LOUISVILLE, Ky. (WDRB) – Ford Motor Co. is putting another $550 million into its two Louisville plants – primarily Louisville Assembly Plant as it prepares to launch a new version of the Escape SUV and begin building the Lincoln Corsair this fall.
Ford disclosed the investment to Kentucky officials as part of an action approved Thursday that will make the company eligible for an additional $40 million in economic development incentives through 2024.
The announcement comes as Ford and the United Auto Workers union are negotiating a four-year labor contract, but it is unrelated to the talks, a Ford spokeswoman said. The $550 million actually fulfills commitments Ford made to its Louisville plants as part of the 2015 labor contract, which expires Sept. 14.
The “vast majority” of the upgrades, which are “in the process of being made,” are at Louisville Assembly Plant in preparation to launch an overhauled version of the popular Escape SUV and begin production of the Corsair, a compact luxury SUV, said Kelli Felker, a spokeswoman for the company.

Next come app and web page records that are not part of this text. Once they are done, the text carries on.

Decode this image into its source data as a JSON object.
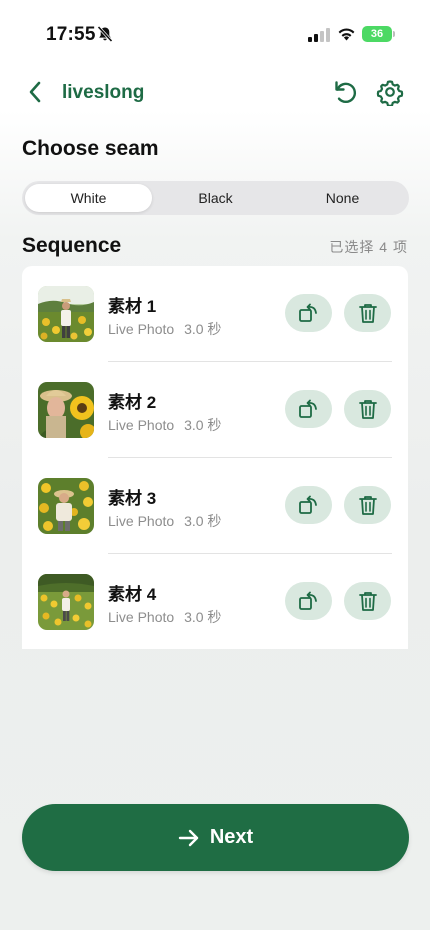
{
  "status_bar": {
    "time": "17:55",
    "battery": "36"
  },
  "nav": {
    "title": "liveslong"
  },
  "seam": {
    "title": "Choose seam",
    "options": [
      "White",
      "Black",
      "None"
    ],
    "selected": "White"
  },
  "sequence": {
    "title": "Sequence",
    "count_label": "已选择 4 项",
    "items": [
      {
        "name": "素材 1",
        "type": "Live Photo",
        "duration": "3.0 秒"
      },
      {
        "name": "素材 2",
        "type": "Live Photo",
        "duration": "3.0 秒"
      },
      {
        "name": "素材 3",
        "type": "Live Photo",
        "duration": "3.0 秒"
      },
      {
        "name": "素材 4",
        "type": "Live Photo",
        "duration": "3.0 秒"
      }
    ]
  },
  "footer": {
    "next_label": "Next"
  },
  "colors": {
    "accent": "#1f6d44",
    "accent_light": "#d9e8df",
    "battery": "#4cd964"
  },
  "icons": [
    "back-icon",
    "reset-icon",
    "gear-icon",
    "rotate-icon",
    "trash-icon",
    "arrow-right-icon",
    "bell-off-icon",
    "signal-icon",
    "wifi-icon"
  ]
}
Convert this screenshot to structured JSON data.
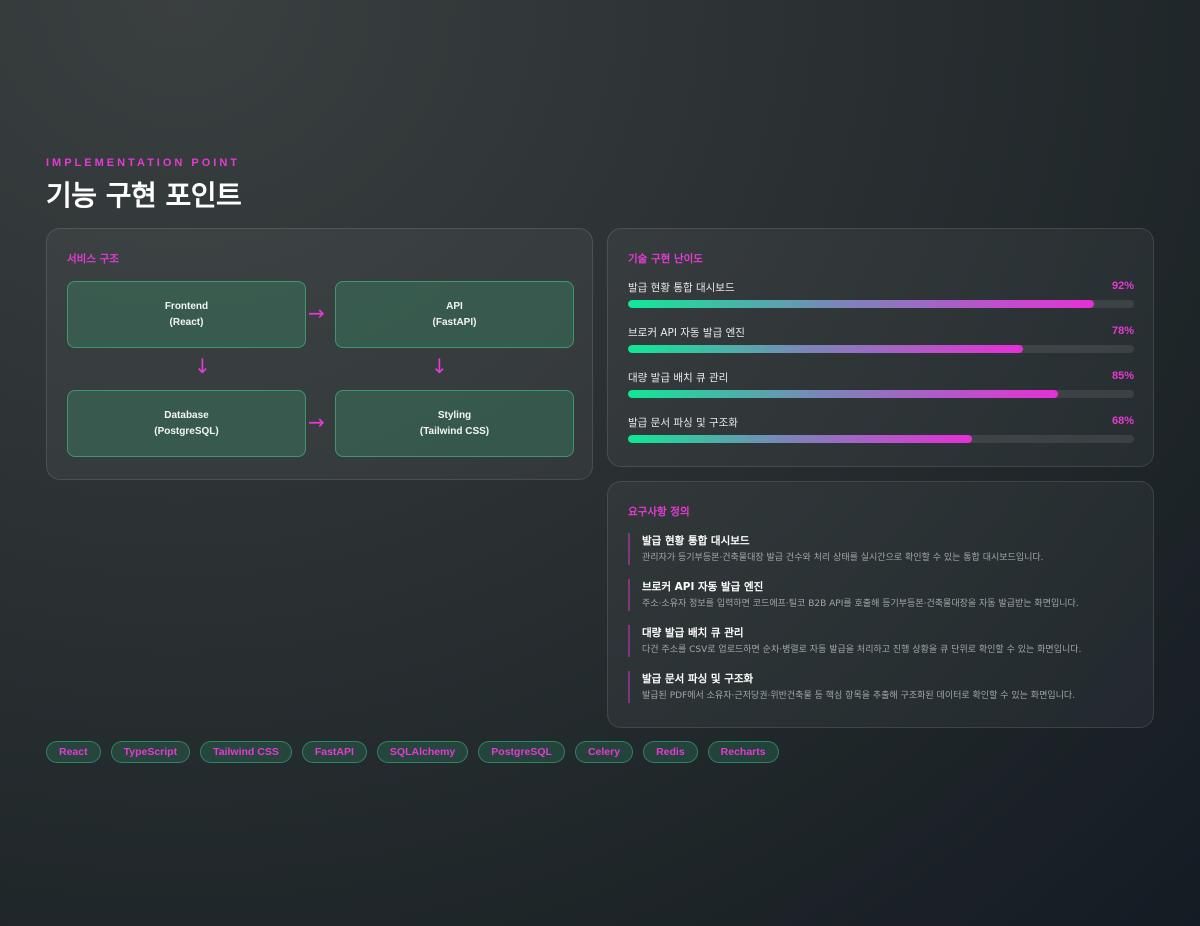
{
  "header": {
    "eyebrow": "IMPLEMENTATION POINT",
    "title": "기능 구현 포인트"
  },
  "architecture": {
    "title": "서비스 구조",
    "nodes": [
      {
        "name": "Frontend",
        "tech": "(React)"
      },
      {
        "name": "API",
        "tech": "(FastAPI)"
      },
      {
        "name": "Database",
        "tech": "(PostgreSQL)"
      },
      {
        "name": "Styling",
        "tech": "(Tailwind CSS)"
      }
    ],
    "arrows": {
      "right": "→",
      "down": "↓"
    }
  },
  "difficulty": {
    "title": "기술 구현 난이도",
    "items": [
      {
        "label": "발급 현황 통합 대시보드",
        "percent_text": "92%",
        "value": 92
      },
      {
        "label": "브로커 API 자동 발급 엔진",
        "percent_text": "78%",
        "value": 78
      },
      {
        "label": "대량 발급 배치 큐 관리",
        "percent_text": "85%",
        "value": 85
      },
      {
        "label": "발급 문서 파싱 및 구조화",
        "percent_text": "68%",
        "value": 68
      }
    ]
  },
  "requirements": {
    "title": "요구사항 정의",
    "items": [
      {
        "title": "발급 현황 통합 대시보드",
        "desc": "관리자가 등기부등본·건축물대장 발급 건수와 처리 상태를 실시간으로 확인할 수 있는 통합 대시보드입니다."
      },
      {
        "title": "브로커 API 자동 발급 엔진",
        "desc": "주소·소유자 정보를 입력하면 코드에프·틸코 B2B API를 호출해 등기부등본·건축물대장을 자동 발급받는 화면입니다."
      },
      {
        "title": "대량 발급 배치 큐 관리",
        "desc": "다건 주소를 CSV로 업로드하면 순차·병렬로 자동 발급을 처리하고 진행 상황을 큐 단위로 확인할 수 있는 화면입니다."
      },
      {
        "title": "발급 문서 파싱 및 구조화",
        "desc": "발급된 PDF에서 소유자·근저당권·위반건축물 등 핵심 항목을 추출해 구조화된 데이터로 확인할 수 있는 화면입니다."
      }
    ]
  },
  "tags": [
    "React",
    "TypeScript",
    "Tailwind CSS",
    "FastAPI",
    "SQLAlchemy",
    "PostgreSQL",
    "Celery",
    "Redis",
    "Recharts"
  ],
  "colors": {
    "accent": "#e53ad3",
    "bar_start": "#10e896",
    "bar_end": "#e72fd7",
    "node_border": "#46c88c"
  }
}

The 2015 contract included a $700 million commitment to Louisville Assembly plant for an “all new” version of the Escape.
“Ford builds more vehicles in the U.S. and employs more hourly workers in the U.S. than any other automaker - and we'd like to keep it that way,” Ford said in an emailed statement. “To do so, we must remain competitive. We appreciate the strong support from the Commonwealth of Kentucky and the City of Louisville. The incentives approved today help Ford remain competitive and support the 12,500 hourly jobs at our Louisville plants.”

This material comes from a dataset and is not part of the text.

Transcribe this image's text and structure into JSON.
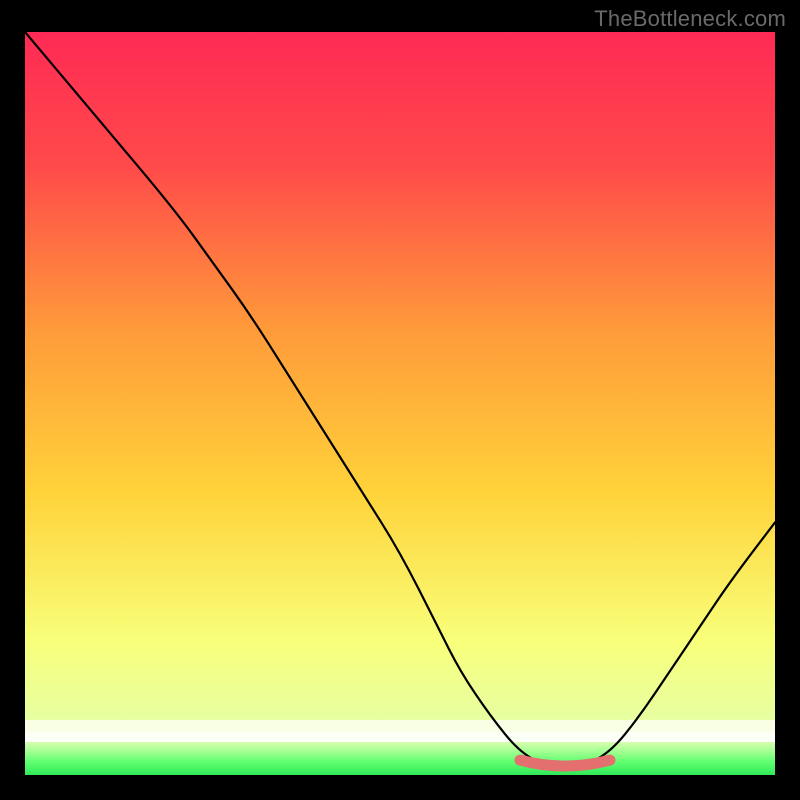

The spending is primarily to “retool” Louisville Assembly Plant in preparation for the vehicles, Felker said. She could not be more specific.
The $550 million makes Ford eligible to collect an additional $40 million in public money under a mega-economic development incentive program that Kentucky lawmakers created specifically for Ford in 2007, when the company was considering closing Louisville Assembly Plant.
The Kentucky Economic Development Finance Authority on Thursday extended the state’s “job retention” agreement with Ford by three years, to Dec. 31, 2024, and raised the total the company could collect under the program from $315 million to $355 million. Ford has already "earned" $240 million as of Thursday, according to state documents.
“Ford is a long-time pillar of employment in the greater Louisville area and we’re thrilled the company is continuing to reinvest in its plants and retain its Kentucky workforce,” said Jack Mazurak, of the Kentucky Cabinet for Economic Development, in a statement.
Ford has reported investing $2.95 billion in its two Louisville plants since 2007 under the agreement, including the $550 million added on Thursday.
The investment announced Thursday does not include additional jobs.
Louisville Assembly lost one of its three shifts, called the C Crew, earlier this year when Ford moved about 500 workers across town to Kentucky Truck Plant.
The plants employ about 12,500 union workers in all, plus a few hundred salaried employees in management, engineering and other white-collar roles.
Under the incentive agreement with Kentucky, Ford must maintain 90 percent of the fulltime, Kentucky resident workers it employs to collect the full $355 million, a portion of which is given to the company each year. The company is estimated to employ 12,070 Kentucky residents as of Thursday’s amendment, up from 11,200 previously.